The Uncanny

From No Subject - Encyclopedia of Psychoanalysis

When Sigmund Freud's essay "The Uncanny" appeared in 1919, he had already made a reference to the Unheimliche, in Totem and Taboo (1912-1913a), as well as bringing up the "omnipotence of thought." This shows that the question had interested Freud for some time. Here there are passages on repetition compulsion as well that foreshadow Beyond the Pleasure Principle, which was published a year later (1920g). A forum for intersecting propositions, the essay is also a compendium of references (Ernst Jentsch, Friedrich von Schiller, Ernst Theodor Amadeus Hoffmann) and yet, Freud does not reference the psychoanalytic literature on related topics, such as Pierre Janet's déjà-vu, or Joseph Capgras's illusion of the double.
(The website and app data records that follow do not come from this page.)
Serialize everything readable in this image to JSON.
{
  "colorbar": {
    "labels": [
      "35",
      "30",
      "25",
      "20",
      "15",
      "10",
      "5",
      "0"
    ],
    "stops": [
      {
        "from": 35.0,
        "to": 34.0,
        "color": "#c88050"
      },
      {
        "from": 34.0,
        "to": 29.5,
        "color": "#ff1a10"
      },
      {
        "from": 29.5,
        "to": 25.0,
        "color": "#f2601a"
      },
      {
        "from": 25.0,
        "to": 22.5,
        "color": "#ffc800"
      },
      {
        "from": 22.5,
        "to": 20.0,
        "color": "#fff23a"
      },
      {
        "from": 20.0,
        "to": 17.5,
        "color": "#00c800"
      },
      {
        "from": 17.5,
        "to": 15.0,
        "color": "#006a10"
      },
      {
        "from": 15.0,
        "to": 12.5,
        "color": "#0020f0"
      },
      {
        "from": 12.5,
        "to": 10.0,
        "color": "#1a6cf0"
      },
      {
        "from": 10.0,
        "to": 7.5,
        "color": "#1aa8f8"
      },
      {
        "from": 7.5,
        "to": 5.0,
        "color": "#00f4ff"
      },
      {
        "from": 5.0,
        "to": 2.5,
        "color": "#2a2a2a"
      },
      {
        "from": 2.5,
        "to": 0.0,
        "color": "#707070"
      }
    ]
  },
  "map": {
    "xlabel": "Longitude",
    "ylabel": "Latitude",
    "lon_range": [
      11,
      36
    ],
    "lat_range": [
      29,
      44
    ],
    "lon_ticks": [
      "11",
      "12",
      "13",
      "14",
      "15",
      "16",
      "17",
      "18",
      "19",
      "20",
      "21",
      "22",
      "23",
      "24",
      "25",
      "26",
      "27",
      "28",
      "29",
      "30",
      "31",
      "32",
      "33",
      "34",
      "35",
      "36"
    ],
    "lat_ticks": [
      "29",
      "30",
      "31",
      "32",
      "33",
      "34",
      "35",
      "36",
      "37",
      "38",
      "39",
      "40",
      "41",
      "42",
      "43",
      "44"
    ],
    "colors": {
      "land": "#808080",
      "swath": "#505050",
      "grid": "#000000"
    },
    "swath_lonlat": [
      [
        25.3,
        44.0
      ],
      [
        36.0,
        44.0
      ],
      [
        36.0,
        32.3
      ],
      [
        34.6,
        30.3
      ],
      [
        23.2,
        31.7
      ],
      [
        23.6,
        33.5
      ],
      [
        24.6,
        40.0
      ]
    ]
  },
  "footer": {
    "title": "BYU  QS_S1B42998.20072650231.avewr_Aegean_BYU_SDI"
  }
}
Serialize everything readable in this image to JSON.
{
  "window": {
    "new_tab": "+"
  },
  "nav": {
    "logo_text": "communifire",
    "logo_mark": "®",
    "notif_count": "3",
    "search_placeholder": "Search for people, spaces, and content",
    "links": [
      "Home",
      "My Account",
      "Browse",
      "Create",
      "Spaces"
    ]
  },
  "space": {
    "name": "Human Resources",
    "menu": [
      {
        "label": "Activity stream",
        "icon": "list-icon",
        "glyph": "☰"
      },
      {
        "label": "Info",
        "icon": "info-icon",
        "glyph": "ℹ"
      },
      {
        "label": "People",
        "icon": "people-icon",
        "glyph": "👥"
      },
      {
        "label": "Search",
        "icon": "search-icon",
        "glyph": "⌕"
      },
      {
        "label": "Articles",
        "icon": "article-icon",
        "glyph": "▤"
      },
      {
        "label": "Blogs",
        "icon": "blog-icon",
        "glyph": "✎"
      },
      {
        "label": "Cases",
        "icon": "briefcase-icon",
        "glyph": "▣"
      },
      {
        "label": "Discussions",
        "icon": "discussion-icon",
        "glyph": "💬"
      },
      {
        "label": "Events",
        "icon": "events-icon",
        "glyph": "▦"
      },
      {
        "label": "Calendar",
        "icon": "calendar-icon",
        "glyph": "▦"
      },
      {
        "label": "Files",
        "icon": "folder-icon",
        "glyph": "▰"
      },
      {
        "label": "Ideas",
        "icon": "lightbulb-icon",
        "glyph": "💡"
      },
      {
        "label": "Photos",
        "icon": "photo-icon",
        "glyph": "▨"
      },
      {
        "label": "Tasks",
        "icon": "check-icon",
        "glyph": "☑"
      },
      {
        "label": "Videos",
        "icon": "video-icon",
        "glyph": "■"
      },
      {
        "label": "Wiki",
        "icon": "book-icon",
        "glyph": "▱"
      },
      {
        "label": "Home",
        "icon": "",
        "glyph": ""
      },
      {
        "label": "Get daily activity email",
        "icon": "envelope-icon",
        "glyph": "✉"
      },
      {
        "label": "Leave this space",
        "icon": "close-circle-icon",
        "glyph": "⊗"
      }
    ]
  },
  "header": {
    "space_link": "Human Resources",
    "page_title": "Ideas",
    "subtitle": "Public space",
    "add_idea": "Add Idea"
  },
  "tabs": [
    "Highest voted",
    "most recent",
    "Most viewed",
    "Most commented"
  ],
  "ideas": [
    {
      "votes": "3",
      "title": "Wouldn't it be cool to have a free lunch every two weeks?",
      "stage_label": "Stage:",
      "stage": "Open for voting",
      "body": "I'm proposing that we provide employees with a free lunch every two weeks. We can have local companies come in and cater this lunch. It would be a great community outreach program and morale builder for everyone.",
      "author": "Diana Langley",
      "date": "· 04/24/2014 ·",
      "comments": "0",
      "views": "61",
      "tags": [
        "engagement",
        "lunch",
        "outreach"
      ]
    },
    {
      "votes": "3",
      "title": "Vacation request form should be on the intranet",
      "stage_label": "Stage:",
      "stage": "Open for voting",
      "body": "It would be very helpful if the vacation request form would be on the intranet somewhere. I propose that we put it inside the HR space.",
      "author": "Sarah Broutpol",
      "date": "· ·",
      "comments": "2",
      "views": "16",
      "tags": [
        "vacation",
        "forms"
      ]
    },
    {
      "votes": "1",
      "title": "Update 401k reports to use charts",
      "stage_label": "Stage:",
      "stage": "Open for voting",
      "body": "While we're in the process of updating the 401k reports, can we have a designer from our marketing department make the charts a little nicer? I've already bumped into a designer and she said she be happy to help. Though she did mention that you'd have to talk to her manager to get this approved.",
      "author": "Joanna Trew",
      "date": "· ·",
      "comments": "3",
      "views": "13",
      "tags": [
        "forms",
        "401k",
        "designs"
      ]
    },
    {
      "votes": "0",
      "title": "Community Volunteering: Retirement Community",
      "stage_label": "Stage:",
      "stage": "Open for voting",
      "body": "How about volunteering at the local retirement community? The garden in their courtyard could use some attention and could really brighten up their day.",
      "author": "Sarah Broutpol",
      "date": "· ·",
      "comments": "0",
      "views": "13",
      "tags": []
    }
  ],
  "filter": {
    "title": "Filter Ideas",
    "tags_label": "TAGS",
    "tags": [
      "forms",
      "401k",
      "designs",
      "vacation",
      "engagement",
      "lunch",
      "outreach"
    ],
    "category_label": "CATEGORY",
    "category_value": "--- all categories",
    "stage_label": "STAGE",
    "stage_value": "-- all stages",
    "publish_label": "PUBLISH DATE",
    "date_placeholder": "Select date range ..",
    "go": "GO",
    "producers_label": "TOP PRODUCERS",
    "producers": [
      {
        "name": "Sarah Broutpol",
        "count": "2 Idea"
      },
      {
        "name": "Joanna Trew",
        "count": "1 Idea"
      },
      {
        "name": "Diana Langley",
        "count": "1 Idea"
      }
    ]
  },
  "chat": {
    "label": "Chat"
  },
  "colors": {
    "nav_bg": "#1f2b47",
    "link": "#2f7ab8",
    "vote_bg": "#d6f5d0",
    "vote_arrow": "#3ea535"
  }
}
To establish his evasive concept, Freud follows two approaches at the same time: etymology and linguistic variants, and observations or fantasies that appear in novels. The French, English, and Spanish translations of unheimlich all fail to recapitulate the principal reference to the familiar, or family (heim, or home), which defines and limits the notion of the uncanny.

Das Unheimliche is defined as "that particular variety of terror that relates to what has been known for a long time, has been familiar for a long time." We are presented at once with a paradox that Freud does nothing to alleviate since the familiar should not be disquieting. This proposition is at the heart of Freud's ideas about the original pleasure-ego that coincides with the good and rejects the bad. In "Instincts and their Vicissitudes" (1915c), we find the same opposition between ego/non-ego, just as we do in "Negation" (1925h). Still, it is not clear why the familiar should be threatening and therefore, a second element is needed, namely, the secret, the hidden, which gives rise to the notion of hostility and danger. For danger is associated with penetrating what is sealed off, and strangeness—based on an idea Freud borrowed from von Schilling—with the revelation of what should by rights remain hidden because it is the bearer of transgression.

To these linguistic and fantasy associations, Freud, in the second part of the essay, introduces a number of literary examples (many from Hoffmann), centered primarily on the intellectual uncertainty over whether something is living or not (from Jentsch). There it is shown how the repetition compulsion manifests itself through the return of the repressed. This is true even in situations where we expect the new and with it the return of the dead to life.

The theme of the double, developed by Otto Rank, whom Freud quotes, is a source of ambivalence: the assurance of survival and a harbinger of death. Consequently, the Unheimliche is connected with the anxiety associated with the return of the repressed and with this the concept receives considerable scope: "With animism, magic, sorcery, the omnipotence of thought, unintentional repetition, and the castration complex, we have for the most part examined all the factors that transform anxiety into the uncanny."

This essay is certainly one of the most fecund, if not one of the most confused, written by Freud. It represents an exemplary effort at combining literature and psychoanalysis, for Freud helps establish his thesis on the basis of the study of works of literature. The concepts of anxiety associated with the foreign (René Spitz) and the secret (Piera Aulagnier) have been the subject of research that does not directly extend Freud's work. However, examination of the supernatural (telepathy, for example) and the analysis of literature based on the "anxiety of fiction" (Mijolla-Mellor) are directly related to Freud's study of the uncanny.

See Also

References

  1. Freud, Sigmund. (1919h). Das Unheimliche. Imago, 5: 297-324;GW, 12: 229-268;The "uncanny," SE, 17: 217-256.